▶ **Exercise goal**
Match the word "Sunday". Return each line of the data below where it appears.

─── Provided data ───

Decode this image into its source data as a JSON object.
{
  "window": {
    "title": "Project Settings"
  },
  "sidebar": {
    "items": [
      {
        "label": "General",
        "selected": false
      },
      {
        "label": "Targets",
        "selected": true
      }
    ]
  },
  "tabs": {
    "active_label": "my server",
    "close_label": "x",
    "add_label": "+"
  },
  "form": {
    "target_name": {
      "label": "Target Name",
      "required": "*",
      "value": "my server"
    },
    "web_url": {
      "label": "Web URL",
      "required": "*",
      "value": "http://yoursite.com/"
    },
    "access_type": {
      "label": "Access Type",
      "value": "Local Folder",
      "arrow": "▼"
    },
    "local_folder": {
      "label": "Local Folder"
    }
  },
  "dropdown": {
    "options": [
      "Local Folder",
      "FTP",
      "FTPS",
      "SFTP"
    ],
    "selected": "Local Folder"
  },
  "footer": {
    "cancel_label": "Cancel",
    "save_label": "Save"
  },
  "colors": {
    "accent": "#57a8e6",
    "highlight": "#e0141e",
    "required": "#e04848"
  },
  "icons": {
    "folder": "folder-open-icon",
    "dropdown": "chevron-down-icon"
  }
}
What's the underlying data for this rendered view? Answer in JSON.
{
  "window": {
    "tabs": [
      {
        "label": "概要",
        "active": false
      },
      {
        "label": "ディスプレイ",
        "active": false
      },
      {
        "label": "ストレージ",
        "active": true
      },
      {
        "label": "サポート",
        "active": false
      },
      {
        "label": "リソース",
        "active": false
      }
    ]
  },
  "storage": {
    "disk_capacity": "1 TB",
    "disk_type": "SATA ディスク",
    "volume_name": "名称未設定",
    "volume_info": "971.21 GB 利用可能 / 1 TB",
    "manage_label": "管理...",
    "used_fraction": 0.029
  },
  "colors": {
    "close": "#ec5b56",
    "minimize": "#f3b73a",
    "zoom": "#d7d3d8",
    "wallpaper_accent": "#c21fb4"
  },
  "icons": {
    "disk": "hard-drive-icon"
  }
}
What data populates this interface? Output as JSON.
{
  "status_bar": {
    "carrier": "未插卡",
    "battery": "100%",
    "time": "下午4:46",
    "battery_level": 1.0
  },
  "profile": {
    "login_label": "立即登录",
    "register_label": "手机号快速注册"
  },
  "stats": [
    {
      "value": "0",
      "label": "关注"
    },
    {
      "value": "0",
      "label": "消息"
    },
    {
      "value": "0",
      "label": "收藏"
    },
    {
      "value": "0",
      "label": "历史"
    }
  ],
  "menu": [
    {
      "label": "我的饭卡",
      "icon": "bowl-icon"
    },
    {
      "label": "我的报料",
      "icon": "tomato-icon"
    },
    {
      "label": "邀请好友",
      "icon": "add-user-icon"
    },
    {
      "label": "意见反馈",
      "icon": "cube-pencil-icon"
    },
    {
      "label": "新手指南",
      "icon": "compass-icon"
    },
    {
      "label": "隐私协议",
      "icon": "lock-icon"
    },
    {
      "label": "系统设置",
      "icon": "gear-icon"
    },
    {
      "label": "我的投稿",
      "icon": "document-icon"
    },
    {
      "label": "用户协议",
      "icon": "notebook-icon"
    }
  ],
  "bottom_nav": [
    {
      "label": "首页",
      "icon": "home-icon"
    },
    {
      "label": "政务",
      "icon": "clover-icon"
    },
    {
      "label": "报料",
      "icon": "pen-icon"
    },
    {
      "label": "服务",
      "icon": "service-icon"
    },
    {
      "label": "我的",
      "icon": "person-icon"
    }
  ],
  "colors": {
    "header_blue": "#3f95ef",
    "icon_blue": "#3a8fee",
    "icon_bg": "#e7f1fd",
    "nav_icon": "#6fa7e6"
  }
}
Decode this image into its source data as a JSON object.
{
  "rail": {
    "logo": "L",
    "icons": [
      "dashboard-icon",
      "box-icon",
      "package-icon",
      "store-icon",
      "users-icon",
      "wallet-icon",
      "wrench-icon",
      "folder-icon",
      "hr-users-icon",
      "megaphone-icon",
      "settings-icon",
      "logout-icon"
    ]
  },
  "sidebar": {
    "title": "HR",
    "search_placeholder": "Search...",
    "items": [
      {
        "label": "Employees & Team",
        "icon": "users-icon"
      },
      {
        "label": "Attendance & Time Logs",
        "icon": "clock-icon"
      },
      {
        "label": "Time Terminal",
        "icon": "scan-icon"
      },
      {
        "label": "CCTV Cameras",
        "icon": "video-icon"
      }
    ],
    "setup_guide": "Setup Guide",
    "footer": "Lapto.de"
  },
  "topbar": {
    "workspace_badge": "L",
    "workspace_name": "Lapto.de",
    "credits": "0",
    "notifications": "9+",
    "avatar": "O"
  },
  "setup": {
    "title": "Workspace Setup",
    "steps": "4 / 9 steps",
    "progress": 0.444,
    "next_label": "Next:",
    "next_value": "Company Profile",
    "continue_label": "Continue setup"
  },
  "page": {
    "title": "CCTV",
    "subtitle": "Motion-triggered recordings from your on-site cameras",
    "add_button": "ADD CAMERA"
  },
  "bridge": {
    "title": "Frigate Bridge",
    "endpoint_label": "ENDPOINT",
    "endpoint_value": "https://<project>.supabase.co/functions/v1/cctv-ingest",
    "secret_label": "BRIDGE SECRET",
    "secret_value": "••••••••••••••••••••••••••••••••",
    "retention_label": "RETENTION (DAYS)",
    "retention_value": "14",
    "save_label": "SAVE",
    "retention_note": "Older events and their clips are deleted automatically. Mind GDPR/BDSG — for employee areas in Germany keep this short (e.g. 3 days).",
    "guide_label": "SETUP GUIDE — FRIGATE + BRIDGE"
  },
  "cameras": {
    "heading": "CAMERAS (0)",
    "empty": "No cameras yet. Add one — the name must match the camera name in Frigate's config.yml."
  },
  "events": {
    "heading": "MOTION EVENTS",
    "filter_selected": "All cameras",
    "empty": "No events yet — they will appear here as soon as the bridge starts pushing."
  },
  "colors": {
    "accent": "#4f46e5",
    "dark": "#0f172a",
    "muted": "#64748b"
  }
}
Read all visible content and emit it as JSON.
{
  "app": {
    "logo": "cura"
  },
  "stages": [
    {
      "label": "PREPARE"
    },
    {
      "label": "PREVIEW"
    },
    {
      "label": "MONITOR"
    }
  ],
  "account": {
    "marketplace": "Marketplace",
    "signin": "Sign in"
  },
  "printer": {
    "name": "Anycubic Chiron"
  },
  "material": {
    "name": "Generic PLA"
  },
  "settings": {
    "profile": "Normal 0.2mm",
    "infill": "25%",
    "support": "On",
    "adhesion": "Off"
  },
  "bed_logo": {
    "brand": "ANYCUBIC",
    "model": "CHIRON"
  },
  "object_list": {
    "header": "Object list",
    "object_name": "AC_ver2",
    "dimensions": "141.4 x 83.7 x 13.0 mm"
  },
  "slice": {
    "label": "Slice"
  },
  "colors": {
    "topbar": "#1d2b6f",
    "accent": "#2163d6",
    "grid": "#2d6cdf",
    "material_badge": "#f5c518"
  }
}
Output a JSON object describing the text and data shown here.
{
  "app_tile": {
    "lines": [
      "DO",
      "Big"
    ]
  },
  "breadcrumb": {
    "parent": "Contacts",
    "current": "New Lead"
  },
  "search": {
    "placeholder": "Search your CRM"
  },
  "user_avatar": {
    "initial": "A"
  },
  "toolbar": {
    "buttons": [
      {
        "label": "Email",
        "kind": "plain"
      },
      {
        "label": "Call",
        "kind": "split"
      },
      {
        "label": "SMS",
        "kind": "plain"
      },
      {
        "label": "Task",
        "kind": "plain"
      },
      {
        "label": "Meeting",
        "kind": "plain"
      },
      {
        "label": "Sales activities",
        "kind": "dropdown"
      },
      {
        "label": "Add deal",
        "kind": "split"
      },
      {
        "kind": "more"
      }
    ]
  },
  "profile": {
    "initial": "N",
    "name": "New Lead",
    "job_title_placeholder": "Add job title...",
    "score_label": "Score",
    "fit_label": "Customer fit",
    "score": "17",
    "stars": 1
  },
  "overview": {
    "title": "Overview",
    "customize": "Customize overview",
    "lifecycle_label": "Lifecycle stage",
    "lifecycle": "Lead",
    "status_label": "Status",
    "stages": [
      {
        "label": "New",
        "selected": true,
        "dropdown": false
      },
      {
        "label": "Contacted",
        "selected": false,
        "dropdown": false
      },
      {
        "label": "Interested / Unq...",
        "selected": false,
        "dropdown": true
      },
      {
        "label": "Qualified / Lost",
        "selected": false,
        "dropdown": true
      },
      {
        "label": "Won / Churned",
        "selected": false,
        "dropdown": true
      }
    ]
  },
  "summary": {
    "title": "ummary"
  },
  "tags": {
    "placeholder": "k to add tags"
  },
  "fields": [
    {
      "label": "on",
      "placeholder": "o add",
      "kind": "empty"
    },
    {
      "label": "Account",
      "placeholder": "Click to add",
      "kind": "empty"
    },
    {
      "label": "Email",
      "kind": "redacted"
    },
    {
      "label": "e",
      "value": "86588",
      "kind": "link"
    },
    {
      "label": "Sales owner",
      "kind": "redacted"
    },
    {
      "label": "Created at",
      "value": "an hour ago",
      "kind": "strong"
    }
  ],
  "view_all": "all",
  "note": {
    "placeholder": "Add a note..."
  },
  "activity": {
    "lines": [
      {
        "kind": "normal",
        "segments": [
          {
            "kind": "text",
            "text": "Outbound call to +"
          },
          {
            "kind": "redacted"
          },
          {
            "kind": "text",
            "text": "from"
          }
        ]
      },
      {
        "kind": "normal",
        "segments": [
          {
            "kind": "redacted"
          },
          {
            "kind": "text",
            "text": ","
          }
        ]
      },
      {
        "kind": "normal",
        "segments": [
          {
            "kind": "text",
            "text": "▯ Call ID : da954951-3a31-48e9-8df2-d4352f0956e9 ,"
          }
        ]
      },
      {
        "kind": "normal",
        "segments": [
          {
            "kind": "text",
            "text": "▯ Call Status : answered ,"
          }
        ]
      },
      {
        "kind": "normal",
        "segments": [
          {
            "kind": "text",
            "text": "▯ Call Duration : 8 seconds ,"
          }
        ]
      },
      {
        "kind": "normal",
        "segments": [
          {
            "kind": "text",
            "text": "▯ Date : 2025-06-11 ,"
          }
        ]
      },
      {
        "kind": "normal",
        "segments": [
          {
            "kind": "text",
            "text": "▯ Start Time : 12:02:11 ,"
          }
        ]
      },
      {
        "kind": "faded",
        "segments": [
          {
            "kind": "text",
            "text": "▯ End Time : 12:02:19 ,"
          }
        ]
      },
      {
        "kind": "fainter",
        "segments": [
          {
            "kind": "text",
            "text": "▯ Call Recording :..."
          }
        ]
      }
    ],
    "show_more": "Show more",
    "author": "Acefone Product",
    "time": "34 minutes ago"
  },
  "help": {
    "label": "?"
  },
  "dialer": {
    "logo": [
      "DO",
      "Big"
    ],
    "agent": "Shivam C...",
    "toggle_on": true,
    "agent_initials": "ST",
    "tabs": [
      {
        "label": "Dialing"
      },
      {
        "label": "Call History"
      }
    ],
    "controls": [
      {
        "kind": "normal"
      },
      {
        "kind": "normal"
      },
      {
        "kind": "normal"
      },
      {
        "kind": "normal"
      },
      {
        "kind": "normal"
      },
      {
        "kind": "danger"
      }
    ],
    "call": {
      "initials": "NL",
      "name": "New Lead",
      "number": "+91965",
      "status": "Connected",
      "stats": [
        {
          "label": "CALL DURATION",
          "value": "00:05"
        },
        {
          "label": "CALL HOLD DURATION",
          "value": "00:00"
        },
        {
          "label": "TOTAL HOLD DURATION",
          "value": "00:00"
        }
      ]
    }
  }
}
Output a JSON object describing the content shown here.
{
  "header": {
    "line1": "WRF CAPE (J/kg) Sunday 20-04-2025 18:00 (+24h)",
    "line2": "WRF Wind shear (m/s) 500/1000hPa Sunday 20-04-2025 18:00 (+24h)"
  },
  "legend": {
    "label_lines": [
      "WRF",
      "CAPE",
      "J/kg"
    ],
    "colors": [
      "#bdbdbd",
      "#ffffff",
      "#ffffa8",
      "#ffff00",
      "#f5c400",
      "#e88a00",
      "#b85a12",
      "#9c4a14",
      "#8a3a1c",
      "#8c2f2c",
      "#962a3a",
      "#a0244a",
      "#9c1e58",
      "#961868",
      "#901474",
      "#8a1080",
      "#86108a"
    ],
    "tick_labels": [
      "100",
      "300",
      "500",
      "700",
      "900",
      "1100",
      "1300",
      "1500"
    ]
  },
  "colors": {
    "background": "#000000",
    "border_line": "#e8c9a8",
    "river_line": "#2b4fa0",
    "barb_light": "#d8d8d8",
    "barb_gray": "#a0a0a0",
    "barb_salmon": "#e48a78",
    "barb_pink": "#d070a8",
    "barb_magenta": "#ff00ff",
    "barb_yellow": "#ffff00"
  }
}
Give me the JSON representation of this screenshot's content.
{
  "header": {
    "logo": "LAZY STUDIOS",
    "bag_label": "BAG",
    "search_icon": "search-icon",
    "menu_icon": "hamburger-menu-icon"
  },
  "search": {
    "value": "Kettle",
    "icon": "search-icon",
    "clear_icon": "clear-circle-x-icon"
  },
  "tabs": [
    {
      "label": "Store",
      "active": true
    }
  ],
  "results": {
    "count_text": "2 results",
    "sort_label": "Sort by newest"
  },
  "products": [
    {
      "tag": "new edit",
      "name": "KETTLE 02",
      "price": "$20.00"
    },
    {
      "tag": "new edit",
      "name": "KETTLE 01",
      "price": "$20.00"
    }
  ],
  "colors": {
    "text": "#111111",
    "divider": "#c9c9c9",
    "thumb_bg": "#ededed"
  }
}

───

▶ **Response**
    "line1": "WRF CAPE (J/kg) Sunday 20-04-2025 18:00 (+24h)",
    "line2": "WRF Wind shear (m/s) 500/1000hPa Sunday 20-04-2025 18:00 (+24h)"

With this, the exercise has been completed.